__RECORDED DATA__.

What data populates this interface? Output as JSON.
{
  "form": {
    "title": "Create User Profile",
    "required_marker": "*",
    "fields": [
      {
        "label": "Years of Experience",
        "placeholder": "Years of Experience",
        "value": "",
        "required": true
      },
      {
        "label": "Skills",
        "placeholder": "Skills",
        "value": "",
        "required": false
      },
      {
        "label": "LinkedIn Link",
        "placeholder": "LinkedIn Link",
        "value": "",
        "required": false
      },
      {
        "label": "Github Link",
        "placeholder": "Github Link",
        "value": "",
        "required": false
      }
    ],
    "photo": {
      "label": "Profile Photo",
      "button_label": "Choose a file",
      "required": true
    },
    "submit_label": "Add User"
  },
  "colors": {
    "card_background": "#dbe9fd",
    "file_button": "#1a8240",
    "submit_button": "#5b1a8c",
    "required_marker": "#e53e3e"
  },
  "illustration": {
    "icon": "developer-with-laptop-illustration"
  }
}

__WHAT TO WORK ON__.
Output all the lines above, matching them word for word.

__TASK ANSWER__.
What data populates this interface? Output as JSON.
{
  "form": {
    "title": "Create User Profile",
    "required_marker": "*",
    "fields": [
      {
        "label": "Years of Experience",
        "placeholder": "Years of Experience",
        "value": "",
        "required": true
      },
      {
        "label": "Skills",
        "placeholder": "Skills",
        "value": "",
        "required": false
      },
      {
        "label": "LinkedIn Link",
        "placeholder": "LinkedIn Link",
        "value": "",
        "required": false
      },
      {
        "label": "Github Link",
        "placeholder": "Github Link",
        "value": "",
        "required": false
      }
    ],
    "photo": {
      "label": "Profile Photo",
      "button_label": "Choose a file",
      "required": true
    },
    "submit_label": "Add User"
  },
  "colors": {
    "card_background": "#dbe9fd",
    "file_button": "#1a8240",
    "submit_button": "#5b1a8c",
    "required_marker": "#e53e3e"
  },
  "illustration": {
    "icon": "developer-with-laptop-illustration"
  }
}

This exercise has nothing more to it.